From Carl Sagan’s “Cosmos” (p. 283):

“We have held the peculiar notion that a person or society that is a little different from us, whoever we are, is somehow strange or bizarre, to be distrusted or loathed. Think of the negative connotations of words like ‘alien’ or ‘outlandish.’ And yet the monuments and cultures of each of our civilizations merely represent different ways of being human. An extraterrestrial visitor, looking at the differences among human beings and their societies, would find those differences trivial compared to the similarities. The Cosmos may be densely populated with intelligent beings. But the Darwinian lesson is clear: There will be no humans elsewhere. Only here. Only on this small planet. We are a rare as well as endangered species. Every one of us is, in the cosmic perspective, precious. If a human disagrees with you, let him live. In a hundred billion galaxies, you will not find another.”
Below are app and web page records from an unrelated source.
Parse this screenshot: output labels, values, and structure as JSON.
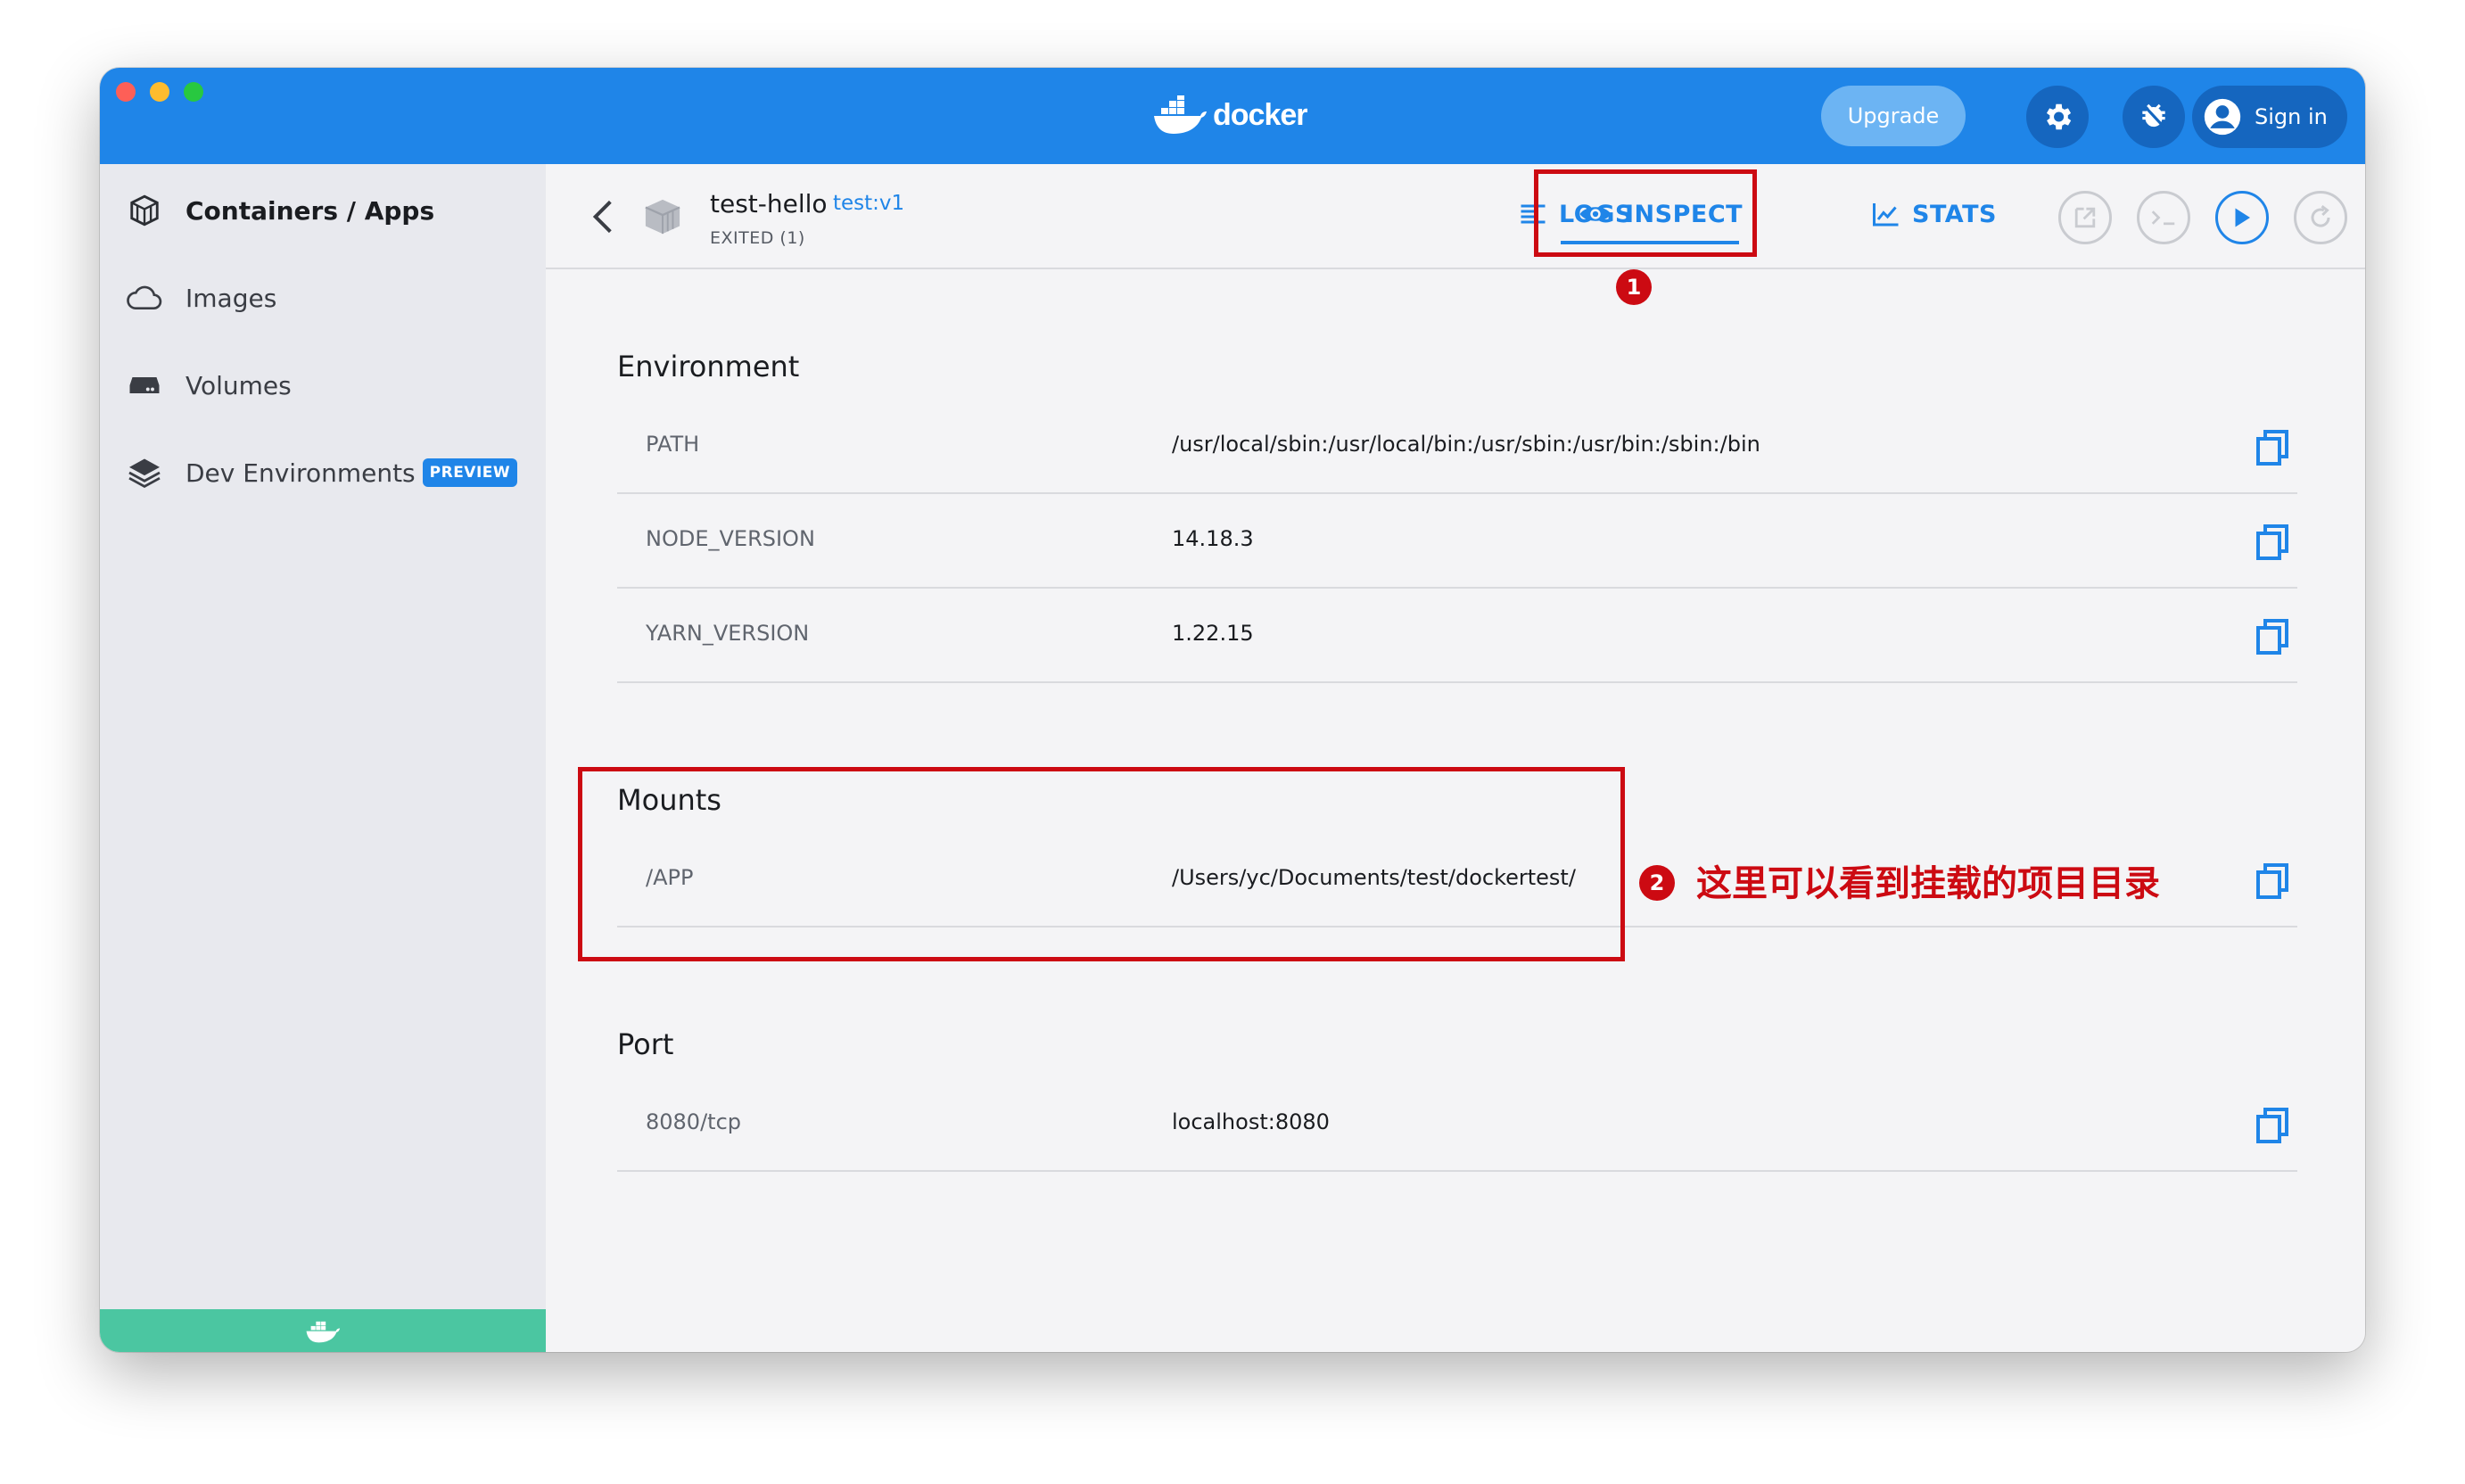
{
  "app": {
    "brand": "docker",
    "upgrade_label": "Upgrade",
    "signin_label": "Sign in",
    "accent_color": "#1f85e8"
  },
  "sidebar": {
    "items": [
      {
        "label": "Containers / Apps",
        "icon": "containers-icon",
        "active": true
      },
      {
        "label": "Images",
        "icon": "cloud-icon"
      },
      {
        "label": "Volumes",
        "icon": "volume-icon"
      },
      {
        "label": "Dev Environments",
        "icon": "layers-icon",
        "badge": "PREVIEW"
      }
    ]
  },
  "container": {
    "name": "test-hello",
    "tag": "test:v1",
    "status": "EXITED (1)"
  },
  "tabs": [
    {
      "label": "LOGS",
      "icon": "logs-icon"
    },
    {
      "label": "INSPECT",
      "icon": "eye-icon",
      "active": true
    },
    {
      "label": "STATS",
      "icon": "chart-icon"
    }
  ],
  "sections": {
    "environment": {
      "title": "Environment",
      "rows": [
        {
          "key": "PATH",
          "value": "/usr/local/sbin:/usr/local/bin:/usr/sbin:/usr/bin:/sbin:/bin"
        },
        {
          "key": "NODE_VERSION",
          "value": "14.18.3"
        },
        {
          "key": "YARN_VERSION",
          "value": "1.22.15"
        }
      ]
    },
    "mounts": {
      "title": "Mounts",
      "rows": [
        {
          "key": "/APP",
          "value": "/Users/yc/Documents/test/dockertest/"
        }
      ]
    },
    "port": {
      "title": "Port",
      "rows": [
        {
          "key": "8080/tcp",
          "value": "localhost:8080"
        }
      ]
    }
  },
  "annotations": {
    "badge1": "1",
    "badge2": "2",
    "note": "这里可以看到挂载的项目目录",
    "color": "#cc0a12"
  }
}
Astronomers using the Hubble Space Telescope have captured the most comprehensive picture ever assembled of the evolving Universe — and one of the most colourful. The study is called the Ultraviolet Coverage of the Hubble Ultra Deep Field (UVUDF) project.

The Hubble Ultra Deep Field. (Source)